FINRA requires all securities to report short interest twice a month.
Hopefully, you’re using a top-notch trading platform like StocksToTrade.** Short interest and every other indicator should be a quick toggle away.
How to Trade Using Days to Cover
So how can you use this indicator for your trades?
You can use it as one potential sign of short-squeeze potential. It has to be part of the total picture.
Self-sufficient traders know enough about themselves to know and understand what works for them. If days to cover gives you that trading edge, keep an eye on it.
If not, don’t worry about it.
Days to Cover: Frequently Asked Questions
Forgive the pun, there are still a few questions to cover…
Where Can I Find Days-to-Cover Data?
Days-to-cover data is based on short interest reported to FINRA. If you have a good trading platform, it should be easy to find.
What Is a Good Short Ratio?
Short ratio is another term for days to cover. If you’re looking for short-squeeze potential, you want a high number.
How Long Does a Short Seller Have to Cover?
Shorts can take as long as they want to cover. But the fees will add up for them...
Days to Cover: The Bottom Line
More than most indicators, days to cover depends on other factors…
When they all line up, they can pave the way for profitable trades.
If you came here looking for a get-rich-quick plan, I’m sorry to disappoint you. But if you came here to build your knowledge base — you’re well on your way.
What do YOU think about this indicator? Have you used it in your trades?

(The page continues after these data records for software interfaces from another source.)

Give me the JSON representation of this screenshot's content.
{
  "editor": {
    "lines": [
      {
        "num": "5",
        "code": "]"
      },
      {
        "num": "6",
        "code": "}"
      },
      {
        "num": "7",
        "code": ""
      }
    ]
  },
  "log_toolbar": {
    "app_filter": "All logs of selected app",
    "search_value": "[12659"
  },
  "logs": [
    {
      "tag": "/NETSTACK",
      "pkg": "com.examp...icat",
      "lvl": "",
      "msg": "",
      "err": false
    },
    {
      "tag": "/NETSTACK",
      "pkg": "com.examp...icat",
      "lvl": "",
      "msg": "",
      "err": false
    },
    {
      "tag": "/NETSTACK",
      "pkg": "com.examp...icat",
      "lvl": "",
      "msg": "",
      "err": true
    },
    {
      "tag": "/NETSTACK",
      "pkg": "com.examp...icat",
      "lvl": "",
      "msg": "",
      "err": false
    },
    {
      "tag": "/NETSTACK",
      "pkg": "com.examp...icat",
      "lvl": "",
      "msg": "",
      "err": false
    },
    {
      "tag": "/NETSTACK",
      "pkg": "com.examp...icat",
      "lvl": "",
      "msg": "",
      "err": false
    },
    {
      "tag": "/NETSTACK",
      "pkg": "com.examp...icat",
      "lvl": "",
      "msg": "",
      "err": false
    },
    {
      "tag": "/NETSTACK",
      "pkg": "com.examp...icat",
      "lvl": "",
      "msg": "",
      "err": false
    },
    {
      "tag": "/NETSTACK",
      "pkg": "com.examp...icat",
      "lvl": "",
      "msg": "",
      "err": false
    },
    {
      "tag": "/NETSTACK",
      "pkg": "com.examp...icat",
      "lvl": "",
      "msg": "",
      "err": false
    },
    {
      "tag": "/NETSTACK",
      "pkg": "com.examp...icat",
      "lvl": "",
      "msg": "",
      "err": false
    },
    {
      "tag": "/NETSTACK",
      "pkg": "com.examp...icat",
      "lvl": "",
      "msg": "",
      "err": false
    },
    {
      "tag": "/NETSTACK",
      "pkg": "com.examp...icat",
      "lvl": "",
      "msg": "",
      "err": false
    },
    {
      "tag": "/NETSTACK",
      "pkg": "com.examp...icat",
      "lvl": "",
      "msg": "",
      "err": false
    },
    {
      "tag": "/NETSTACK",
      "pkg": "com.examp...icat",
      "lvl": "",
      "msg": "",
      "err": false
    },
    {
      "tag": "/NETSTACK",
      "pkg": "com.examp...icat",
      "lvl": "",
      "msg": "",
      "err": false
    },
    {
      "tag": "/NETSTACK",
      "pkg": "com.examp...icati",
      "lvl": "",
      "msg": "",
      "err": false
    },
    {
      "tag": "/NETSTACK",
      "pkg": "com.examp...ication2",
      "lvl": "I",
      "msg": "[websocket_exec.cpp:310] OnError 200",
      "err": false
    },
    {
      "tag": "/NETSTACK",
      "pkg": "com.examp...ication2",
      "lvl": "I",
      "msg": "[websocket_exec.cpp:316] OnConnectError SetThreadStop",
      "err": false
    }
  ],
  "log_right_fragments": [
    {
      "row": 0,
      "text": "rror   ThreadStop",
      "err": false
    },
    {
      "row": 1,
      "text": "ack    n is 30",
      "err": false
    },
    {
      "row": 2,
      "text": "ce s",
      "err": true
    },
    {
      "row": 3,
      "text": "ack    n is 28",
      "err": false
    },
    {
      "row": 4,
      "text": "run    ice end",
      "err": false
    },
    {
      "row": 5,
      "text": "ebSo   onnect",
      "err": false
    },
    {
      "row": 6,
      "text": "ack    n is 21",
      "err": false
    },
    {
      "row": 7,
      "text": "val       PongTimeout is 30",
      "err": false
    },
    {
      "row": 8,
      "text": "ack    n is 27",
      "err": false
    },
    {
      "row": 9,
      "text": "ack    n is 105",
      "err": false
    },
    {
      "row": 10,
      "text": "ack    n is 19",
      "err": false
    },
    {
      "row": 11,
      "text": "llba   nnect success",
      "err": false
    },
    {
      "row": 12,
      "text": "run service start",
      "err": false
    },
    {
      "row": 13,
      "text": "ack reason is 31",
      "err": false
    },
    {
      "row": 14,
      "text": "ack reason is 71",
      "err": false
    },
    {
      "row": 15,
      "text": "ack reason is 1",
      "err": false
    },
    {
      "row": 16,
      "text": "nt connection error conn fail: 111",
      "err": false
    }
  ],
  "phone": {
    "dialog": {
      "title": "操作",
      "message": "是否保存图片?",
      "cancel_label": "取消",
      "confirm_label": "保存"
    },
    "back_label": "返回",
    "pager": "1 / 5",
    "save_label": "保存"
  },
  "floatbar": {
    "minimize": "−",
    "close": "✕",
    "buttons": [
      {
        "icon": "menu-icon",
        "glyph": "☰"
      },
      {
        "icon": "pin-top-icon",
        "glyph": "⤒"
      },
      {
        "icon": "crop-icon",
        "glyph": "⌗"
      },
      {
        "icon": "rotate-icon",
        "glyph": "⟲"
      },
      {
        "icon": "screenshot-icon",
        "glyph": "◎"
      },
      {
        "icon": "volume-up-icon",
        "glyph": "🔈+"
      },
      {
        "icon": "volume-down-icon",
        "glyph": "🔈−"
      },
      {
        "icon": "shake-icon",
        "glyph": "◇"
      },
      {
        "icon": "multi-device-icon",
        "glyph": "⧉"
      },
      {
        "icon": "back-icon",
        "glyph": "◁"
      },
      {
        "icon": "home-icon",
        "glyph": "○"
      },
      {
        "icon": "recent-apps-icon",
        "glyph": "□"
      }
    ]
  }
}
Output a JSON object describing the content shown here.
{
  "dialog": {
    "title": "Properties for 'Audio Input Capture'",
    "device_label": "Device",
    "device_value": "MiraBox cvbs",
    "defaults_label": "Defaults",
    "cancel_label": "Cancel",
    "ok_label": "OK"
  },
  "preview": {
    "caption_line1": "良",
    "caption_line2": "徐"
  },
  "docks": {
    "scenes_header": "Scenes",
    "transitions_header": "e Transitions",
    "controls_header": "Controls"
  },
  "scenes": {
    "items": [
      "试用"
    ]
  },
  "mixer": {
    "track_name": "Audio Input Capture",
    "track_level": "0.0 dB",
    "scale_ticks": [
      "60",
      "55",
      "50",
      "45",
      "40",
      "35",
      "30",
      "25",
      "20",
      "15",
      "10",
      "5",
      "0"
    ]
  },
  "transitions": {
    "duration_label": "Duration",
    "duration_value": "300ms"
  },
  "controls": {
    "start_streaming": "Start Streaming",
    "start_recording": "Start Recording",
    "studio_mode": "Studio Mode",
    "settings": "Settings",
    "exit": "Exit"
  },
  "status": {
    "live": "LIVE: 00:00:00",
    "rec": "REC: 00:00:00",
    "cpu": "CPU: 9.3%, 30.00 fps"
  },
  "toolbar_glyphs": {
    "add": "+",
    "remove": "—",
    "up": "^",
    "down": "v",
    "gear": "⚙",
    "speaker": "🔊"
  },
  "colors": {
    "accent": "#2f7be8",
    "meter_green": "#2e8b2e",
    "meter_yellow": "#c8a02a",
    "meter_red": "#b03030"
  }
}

Let me know in the comments — I love hearing from my readers!
*Results are not typical and will vary from person to person. Making money trading stocks takes time, dedication, and hard work. Most who receive free or paid content will make little or no money because they will not apply the skills being taught. Any results displayed are exceptional. We do not guarantee any outcome regarding your earnings or income as the factors that impact such results are numerous and uncontrollable. I’ve also hired Jack and Kyle to help in my education business.
While Tim Sykes has enjoyed remarkable success trading stocks over the years, earning an aggregate sum of over $7 million in trading profits between 1999 and 2021, his primary income derives from the sale of financial education products and subscription services offered by various businesses and websites in which he has an ownership stake. I’ve also hired Jack Kellogg and Kyle Williams to help in my education business.
**Tim Sykes has a minority ownership stake in StocksToTrade.com.